[WHAT YOU WILL DO]
Please print every record below exactly as it reads.

------------

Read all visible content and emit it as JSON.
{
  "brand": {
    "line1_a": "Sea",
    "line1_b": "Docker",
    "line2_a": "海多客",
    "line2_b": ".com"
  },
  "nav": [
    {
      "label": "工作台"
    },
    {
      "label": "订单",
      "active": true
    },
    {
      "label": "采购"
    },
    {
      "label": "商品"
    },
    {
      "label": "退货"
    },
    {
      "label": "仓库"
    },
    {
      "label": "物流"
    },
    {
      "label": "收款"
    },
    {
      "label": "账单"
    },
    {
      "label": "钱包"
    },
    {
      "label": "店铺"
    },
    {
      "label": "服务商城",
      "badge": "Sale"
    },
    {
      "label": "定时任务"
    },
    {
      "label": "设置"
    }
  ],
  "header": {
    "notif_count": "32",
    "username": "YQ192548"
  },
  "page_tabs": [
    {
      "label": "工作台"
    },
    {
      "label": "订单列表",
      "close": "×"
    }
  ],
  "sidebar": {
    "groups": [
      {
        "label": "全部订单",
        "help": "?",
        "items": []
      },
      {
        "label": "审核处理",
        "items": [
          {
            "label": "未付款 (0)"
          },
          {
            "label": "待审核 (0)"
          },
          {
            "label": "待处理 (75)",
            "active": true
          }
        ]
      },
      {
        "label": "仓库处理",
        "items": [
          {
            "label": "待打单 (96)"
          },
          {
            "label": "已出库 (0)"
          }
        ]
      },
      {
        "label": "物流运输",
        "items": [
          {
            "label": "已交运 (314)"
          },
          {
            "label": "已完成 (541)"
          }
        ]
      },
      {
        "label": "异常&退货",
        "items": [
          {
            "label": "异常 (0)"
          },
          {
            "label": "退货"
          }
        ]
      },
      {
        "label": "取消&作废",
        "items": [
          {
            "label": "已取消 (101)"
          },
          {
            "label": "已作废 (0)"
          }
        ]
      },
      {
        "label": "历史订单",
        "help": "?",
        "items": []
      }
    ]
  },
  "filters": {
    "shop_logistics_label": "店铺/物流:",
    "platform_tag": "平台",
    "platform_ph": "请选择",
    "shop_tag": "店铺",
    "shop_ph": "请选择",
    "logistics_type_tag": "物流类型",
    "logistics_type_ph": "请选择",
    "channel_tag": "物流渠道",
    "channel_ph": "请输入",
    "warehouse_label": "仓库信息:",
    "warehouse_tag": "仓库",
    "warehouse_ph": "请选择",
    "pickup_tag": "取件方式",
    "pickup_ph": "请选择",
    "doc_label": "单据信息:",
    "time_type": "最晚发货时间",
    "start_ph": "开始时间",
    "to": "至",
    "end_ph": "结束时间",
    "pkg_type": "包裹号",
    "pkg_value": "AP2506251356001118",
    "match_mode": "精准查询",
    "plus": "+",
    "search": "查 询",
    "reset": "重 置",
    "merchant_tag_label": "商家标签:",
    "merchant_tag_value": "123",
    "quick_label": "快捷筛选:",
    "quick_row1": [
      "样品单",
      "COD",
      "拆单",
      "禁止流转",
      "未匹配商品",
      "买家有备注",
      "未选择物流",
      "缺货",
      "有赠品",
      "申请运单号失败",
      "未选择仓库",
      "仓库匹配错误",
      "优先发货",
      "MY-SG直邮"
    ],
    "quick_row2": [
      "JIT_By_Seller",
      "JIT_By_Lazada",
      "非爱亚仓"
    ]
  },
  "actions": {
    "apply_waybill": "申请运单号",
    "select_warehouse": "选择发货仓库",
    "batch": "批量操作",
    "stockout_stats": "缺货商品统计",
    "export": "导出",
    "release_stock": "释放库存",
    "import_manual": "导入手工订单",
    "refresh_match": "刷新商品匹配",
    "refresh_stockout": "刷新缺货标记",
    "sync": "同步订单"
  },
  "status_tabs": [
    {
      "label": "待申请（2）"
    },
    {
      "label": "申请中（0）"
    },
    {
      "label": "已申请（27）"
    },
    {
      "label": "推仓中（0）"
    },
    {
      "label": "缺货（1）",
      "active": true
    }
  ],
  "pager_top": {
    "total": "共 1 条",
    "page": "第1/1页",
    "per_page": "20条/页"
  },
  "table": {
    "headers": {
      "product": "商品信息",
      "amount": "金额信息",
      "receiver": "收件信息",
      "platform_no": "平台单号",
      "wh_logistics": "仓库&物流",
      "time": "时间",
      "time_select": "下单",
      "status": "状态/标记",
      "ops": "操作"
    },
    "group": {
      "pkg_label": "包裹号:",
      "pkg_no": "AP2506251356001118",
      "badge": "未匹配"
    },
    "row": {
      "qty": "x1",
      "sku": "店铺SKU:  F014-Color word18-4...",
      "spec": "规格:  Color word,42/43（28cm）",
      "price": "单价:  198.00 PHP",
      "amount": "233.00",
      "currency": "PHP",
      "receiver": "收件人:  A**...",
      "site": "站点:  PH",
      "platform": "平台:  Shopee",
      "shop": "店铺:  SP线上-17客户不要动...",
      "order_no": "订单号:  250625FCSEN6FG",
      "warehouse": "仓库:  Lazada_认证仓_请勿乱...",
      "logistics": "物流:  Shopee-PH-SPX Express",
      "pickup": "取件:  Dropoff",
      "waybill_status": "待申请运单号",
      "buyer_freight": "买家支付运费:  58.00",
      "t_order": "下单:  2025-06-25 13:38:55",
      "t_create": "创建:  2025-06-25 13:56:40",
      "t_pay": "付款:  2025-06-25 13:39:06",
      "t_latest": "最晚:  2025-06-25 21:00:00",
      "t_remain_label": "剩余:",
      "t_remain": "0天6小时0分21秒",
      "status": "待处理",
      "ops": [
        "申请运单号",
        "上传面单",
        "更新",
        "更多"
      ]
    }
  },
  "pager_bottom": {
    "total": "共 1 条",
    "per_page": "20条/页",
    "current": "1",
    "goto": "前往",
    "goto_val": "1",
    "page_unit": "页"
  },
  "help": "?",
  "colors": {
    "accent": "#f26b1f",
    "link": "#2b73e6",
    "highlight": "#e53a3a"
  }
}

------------

[TASK SOLUTION]
Read all visible content and emit it as JSON.
{
  "brand": {
    "line1_a": "Sea",
    "line1_b": "Docker",
    "line2_a": "海多客",
    "line2_b": ".com"
  },
  "nav": [
    {
      "label": "工作台"
    },
    {
      "label": "订单",
      "active": true
    },
    {
      "label": "采购"
    },
    {
      "label": "商品"
    },
    {
      "label": "退货"
    },
    {
      "label": "仓库"
    },
    {
      "label": "物流"
    },
    {
      "label": "收款"
    },
    {
      "label": "账单"
    },
    {
      "label": "钱包"
    },
    {
      "label": "店铺"
    },
    {
      "label": "服务商城",
      "badge": "Sale"
    },
    {
      "label": "定时任务"
    },
    {
      "label": "设置"
    }
  ],
  "header": {
    "notif_count": "32",
    "username": "YQ192548"
  },
  "page_tabs": [
    {
      "label": "工作台"
    },
    {
      "label": "订单列表",
      "close": "×"
    }
  ],
  "sidebar": {
    "groups": [
      {
        "label": "全部订单",
        "help": "?",
        "items": []
      },
      {
        "label": "审核处理",
        "items": [
          {
            "label": "未付款 (0)"
          },
          {
            "label": "待审核 (0)"
          },
          {
            "label": "待处理 (75)",
            "active": true
          }
        ]
      },
      {
        "label": "仓库处理",
        "items": [
          {
            "label": "待打单 (96)"
          },
          {
            "label": "已出库 (0)"
          }
        ]
      },
      {
        "label": "物流运输",
        "items": [
          {
            "label": "已交运 (314)"
          },
          {
            "label": "已完成 (541)"
          }
        ]
      },
      {
        "label": "异常&退货",
        "items": [
          {
            "label": "异常 (0)"
          },
          {
            "label": "退货"
          }
        ]
      },
      {
        "label": "取消&作废",
        "items": [
          {
            "label": "已取消 (101)"
          },
          {
            "label": "已作废 (0)"
          }
        ]
      },
      {
        "label": "历史订单",
        "help": "?",
        "items": []
      }
    ]
  },
  "filters": {
    "shop_logistics_label": "店铺/物流:",
    "platform_tag": "平台",
    "platform_ph": "请选择",
    "shop_tag": "店铺",
    "shop_ph": "请选择",
    "logistics_type_tag": "物流类型",
    "logistics_type_ph": "请选择",
    "channel_tag": "物流渠道",
    "channel_ph": "请输入",
    "warehouse_label": "仓库信息:",
    "warehouse_tag": "仓库",
    "warehouse_ph": "请选择",
    "pickup_tag": "取件方式",
    "pickup_ph": "请选择",
    "doc_label": "单据信息:",
    "time_type": "最晚发货时间",
    "start_ph": "开始时间",
    "to": "至",
    "end_ph": "结束时间",
    "pkg_type": "包裹号",
    "pkg_value": "AP2506251356001118",
    "match_mode": "精准查询",
    "plus": "+",
    "search": "查 询",
    "reset": "重 置",
    "merchant_tag_label": "商家标签:",
    "merchant_tag_value": "123",
    "quick_label": "快捷筛选:",
    "quick_row1": [
      "样品单",
      "COD",
      "拆单",
      "禁止流转",
      "未匹配商品",
      "买家有备注",
      "未选择物流",
      "缺货",
      "有赠品",
      "申请运单号失败",
      "未选择仓库",
      "仓库匹配错误",
      "优先发货",
      "MY-SG直邮"
    ],
    "quick_row2": [
      "JIT_By_Seller",
      "JIT_By_Lazada",
      "非爱亚仓"
    ]
  },
  "actions": {
    "apply_waybill": "申请运单号",
    "select_warehouse": "选择发货仓库",
    "batch": "批量操作",
    "stockout_stats": "缺货商品统计",
    "export": "导出",
    "release_stock": "释放库存",
    "import_manual": "导入手工订单",
    "refresh_match": "刷新商品匹配",
    "refresh_stockout": "刷新缺货标记",
    "sync": "同步订单"
  },
  "status_tabs": [
    {
      "label": "待申请（2）"
    },
    {
      "label": "申请中（0）"
    },
    {
      "label": "已申请（27）"
    },
    {
      "label": "推仓中（0）"
    },
    {
      "label": "缺货（1）",
      "active": true
    }
  ],
  "pager_top": {
    "total": "共 1 条",
    "page": "第1/1页",
    "per_page": "20条/页"
  },
  "table": {
    "headers": {
      "product": "商品信息",
      "amount": "金额信息",
      "receiver": "收件信息",
      "platform_no": "平台单号",
      "wh_logistics": "仓库&物流",
      "time": "时间",
      "time_select": "下单",
      "status": "状态/标记",
      "ops": "操作"
    },
    "group": {
      "pkg_label": "包裹号:",
      "pkg_no": "AP2506251356001118",
      "badge": "未匹配"
    },
    "row": {
      "qty": "x1",
      "sku": "店铺SKU:  F014-Color word18-4...",
      "spec": "规格:  Color word,42/43（28cm）",
      "price": "单价:  198.00 PHP",
      "amount": "233.00",
      "currency": "PHP",
      "receiver": "收件人:  A**...",
      "site": "站点:  PH",
      "platform": "平台:  Shopee",
      "shop": "店铺:  SP线上-17客户不要动...",
      "order_no": "订单号:  250625FCSEN6FG",
      "warehouse": "仓库:  Lazada_认证仓_请勿乱...",
      "logistics": "物流:  Shopee-PH-SPX Express",
      "pickup": "取件:  Dropoff",
      "waybill_status": "待申请运单号",
      "buyer_freight": "买家支付运费:  58.00",
      "t_order": "下单:  2025-06-25 13:38:55",
      "t_create": "创建:  2025-06-25 13:56:40",
      "t_pay": "付款:  2025-06-25 13:39:06",
      "t_latest": "最晚:  2025-06-25 21:00:00",
      "t_remain_label": "剩余:",
      "t_remain": "0天6小时0分21秒",
      "status": "待处理",
      "ops": [
        "申请运单号",
        "上传面单",
        "更新",
        "更多"
      ]
    }
  },
  "pager_bottom": {
    "total": "共 1 条",
    "per_page": "20条/页",
    "current": "1",
    "goto": "前往",
    "goto_val": "1",
    "page_unit": "页"
  },
  "help": "?",
  "colors": {
    "accent": "#f26b1f",
    "link": "#2b73e6",
    "highlight": "#e53a3a"
  }
}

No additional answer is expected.